Exactly as written, return all the data, leaving its pictures behind.

....

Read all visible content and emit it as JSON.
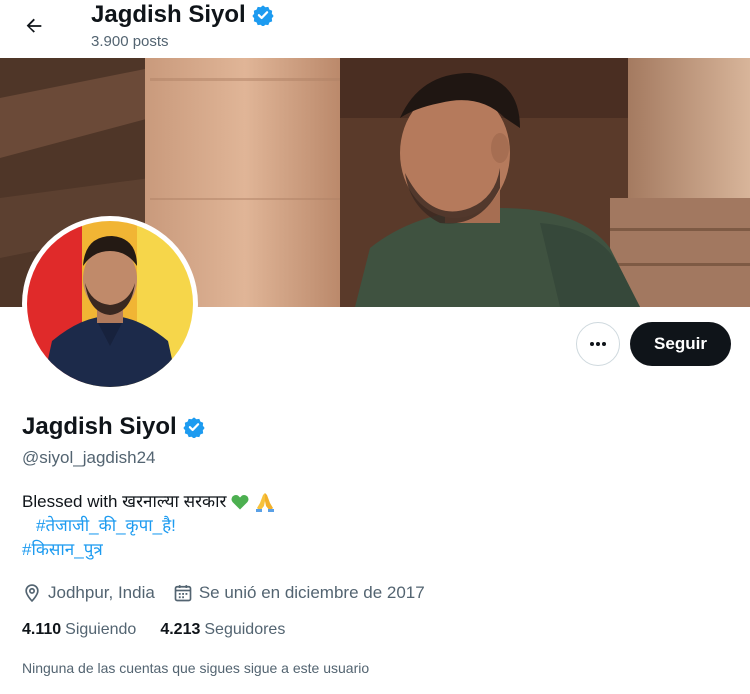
{
  "header": {
    "name": "Jagdish Siyol",
    "posts_count": "3.900 posts"
  },
  "profile": {
    "name": "Jagdish Siyol",
    "handle": "@siyol_jagdish24",
    "bio": {
      "line1_text": "Blessed with खरनाल्या सरकार",
      "hashtag1": "#तेजाजी_की_कृपा_है!",
      "hashtag2": "#किसान_पुत्र"
    },
    "location": "Jodhpur, India",
    "joined": "Se unió en diciembre de 2017",
    "following_count": "4.110",
    "following_label": "Siguiendo",
    "followers_count": "4.213",
    "followers_label": "Seguidores",
    "mutual_note": "Ninguna de las cuentas que sigues sigue a este usuario"
  },
  "actions": {
    "follow_label": "Seguir",
    "more_icon": "more-horizontal-icon"
  },
  "colors": {
    "accent": "#1d9bf0",
    "text": "#0f1419",
    "secondary": "#536471",
    "button_dark": "#0f1419"
  }
}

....

■ Solved problem
Read all visible content and emit it as JSON.
{
  "header": {
    "name": "Jagdish Siyol",
    "posts_count": "3.900 posts"
  },
  "profile": {
    "name": "Jagdish Siyol",
    "handle": "@siyol_jagdish24",
    "bio": {
      "line1_text": "Blessed with खरनाल्या सरकार",
      "hashtag1": "#तेजाजी_की_कृपा_है!",
      "hashtag2": "#किसान_पुत्र"
    },
    "location": "Jodhpur, India",
    "joined": "Se unió en diciembre de 2017",
    "following_count": "4.110",
    "following_label": "Siguiendo",
    "followers_count": "4.213",
    "followers_label": "Seguidores",
    "mutual_note": "Ninguna de las cuentas que sigues sigue a este usuario"
  },
  "actions": {
    "follow_label": "Seguir",
    "more_icon": "more-horizontal-icon"
  },
  "colors": {
    "accent": "#1d9bf0",
    "text": "#0f1419",
    "secondary": "#536471",
    "button_dark": "#0f1419"
  }
}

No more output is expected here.